The last couple of days of the election season included last-minute announcements of write-in candidates and criticisms of candidates’ platforms from anonymous social media accounts, like the now-deleted Instagram account “gwheadlines,” to cap off the campaign season.
Johnson said most voters cast their ballot on all the agenda items like the executive positions, senate races and the proposed referendum. Students elected Christian Zidouemba as SA president and Yan Xu as SA vice president and passed the referendum for policies that govern the SA budget.
He said more students submitted write-in candidates in this election compared to previous years because the JEC changed its policy to allow nonregistered write-in candidates for all races this year.
“Some of those were jokingly named, some of those were just misspellings,” he said. “But we had significantly more because of the fact that the bylaws didn’t require registered candidates.”
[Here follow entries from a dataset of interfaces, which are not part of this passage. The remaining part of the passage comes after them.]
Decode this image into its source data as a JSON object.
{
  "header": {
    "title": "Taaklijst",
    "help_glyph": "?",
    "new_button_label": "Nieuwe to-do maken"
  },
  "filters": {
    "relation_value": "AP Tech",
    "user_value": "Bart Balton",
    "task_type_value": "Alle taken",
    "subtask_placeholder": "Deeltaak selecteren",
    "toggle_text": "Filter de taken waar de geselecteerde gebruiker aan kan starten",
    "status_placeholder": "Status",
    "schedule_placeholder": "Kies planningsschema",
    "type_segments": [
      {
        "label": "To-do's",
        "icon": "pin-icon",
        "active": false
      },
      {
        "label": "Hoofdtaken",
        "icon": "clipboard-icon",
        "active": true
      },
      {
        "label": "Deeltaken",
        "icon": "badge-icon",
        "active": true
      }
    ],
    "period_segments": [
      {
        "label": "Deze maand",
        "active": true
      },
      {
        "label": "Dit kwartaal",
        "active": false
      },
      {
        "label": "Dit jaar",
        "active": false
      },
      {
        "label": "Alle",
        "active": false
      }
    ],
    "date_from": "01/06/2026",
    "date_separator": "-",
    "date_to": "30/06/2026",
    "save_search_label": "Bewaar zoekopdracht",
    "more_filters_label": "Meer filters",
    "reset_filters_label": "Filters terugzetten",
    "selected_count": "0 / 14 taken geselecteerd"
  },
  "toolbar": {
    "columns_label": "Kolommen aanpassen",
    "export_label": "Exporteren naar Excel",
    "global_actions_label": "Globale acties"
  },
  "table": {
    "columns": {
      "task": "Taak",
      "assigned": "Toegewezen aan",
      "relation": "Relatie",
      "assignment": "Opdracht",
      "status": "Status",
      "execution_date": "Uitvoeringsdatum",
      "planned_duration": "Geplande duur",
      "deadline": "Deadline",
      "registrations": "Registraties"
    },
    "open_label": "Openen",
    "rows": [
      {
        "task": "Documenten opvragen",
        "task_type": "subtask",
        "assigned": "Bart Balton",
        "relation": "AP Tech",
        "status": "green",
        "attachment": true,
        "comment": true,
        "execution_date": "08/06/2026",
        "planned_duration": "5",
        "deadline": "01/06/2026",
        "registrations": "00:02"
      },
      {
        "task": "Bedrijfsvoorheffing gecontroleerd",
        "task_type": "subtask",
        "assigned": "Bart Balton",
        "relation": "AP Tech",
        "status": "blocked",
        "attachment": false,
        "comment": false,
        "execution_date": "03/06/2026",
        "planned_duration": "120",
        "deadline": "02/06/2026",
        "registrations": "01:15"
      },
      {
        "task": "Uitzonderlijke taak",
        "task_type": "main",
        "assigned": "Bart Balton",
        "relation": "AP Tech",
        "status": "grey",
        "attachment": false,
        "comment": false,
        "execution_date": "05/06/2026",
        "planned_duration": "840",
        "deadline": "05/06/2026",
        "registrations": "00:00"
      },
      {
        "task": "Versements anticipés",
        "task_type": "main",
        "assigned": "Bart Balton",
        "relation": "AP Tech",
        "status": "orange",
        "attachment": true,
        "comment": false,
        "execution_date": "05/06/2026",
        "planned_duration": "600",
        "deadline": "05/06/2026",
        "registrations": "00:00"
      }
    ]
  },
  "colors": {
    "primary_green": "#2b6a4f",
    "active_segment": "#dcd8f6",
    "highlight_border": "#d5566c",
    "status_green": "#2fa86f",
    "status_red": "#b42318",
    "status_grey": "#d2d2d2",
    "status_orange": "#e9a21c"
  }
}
Sophomore Andrew An announced a last-minute write-in campaign for SA president on Instagram the day of the election, receiving about 9 percent of the total vote, while all other write-in candidates received about 6 percent of the total vote. In 2019, then-freshman Justin Diamond also ran a write-in campaign on a platform to abolish the SA, in which he forced the presidential election into a runoff with eventual SA President SJ Matthews and received about 33 percent of the vote.
Johnson said voter turnout could have also dropped because of the shortage of candidates in this year’s election. He said candidates are often connected to a variety of students and student organizations that can directly encourage voting, but with fewer candidates, students feel less connected and are less likely to vote.
“If you have five different people running with five different friend groups, five different organizations,” he said. “That’s just spreading out the amount of campaigning that’s going to reach prospective voters and our students, but if you only have two candidates running, that’s only two friend groups, only maybe half the amount of student organizations.”
Law students said the SA should have sent emails to their law-school-specific emails instead of their general university emails to notify them about the SA’s campaign season. Bailey Hoffeditz, a second-year law student, said law students are disconnected from undergraduate elections, and she may have voted if candidates hung more posters on campus to promote the election.
Campus had relatively few posters this year – presidential and vice presidential candidates like Dasia Bandy and Yan Xu later hung up their posters after the designated postering day.
“I know law students, they feel kind of separate from the rest of the campus, so that might have something to do with it too, that we’re just not the demographic or the target audience,” Hoffeditz said.
Nichele Casse, a freshman studying international business, said she did not vote because she was unsure whether the information she heard about SA members receiving a stipend was true.
The SA president and vice president each received $11,250 in scholarship funding for the current academic year. SA senators and members of the executive cabinet do not receive any scholarships or stipends.
Casse said if candidates discussed their platform points earlier to make their campaigns more visible, she would have been more excited to vote.
“I just feel like it’s a lot of empty words,” she said. “They don’t really care enough.”
Julian Littlefields, a junior studying French, said he did not vote because he felt that the overly “dramatized” campaigns were not important enough. He said the pandemic showed that the SA did not have a significant impact on student life because its actions during the pandemic felt “performative.”
“It’s not something I think about a whole ton,” he said. “The politics of the school feel much more dramatized than they could be.”
Lauren Grauer, Riya Sharma, Faith Wardwell, Lauren Sforza, Abby Kennedy and Annie O’Brien contributed reporting.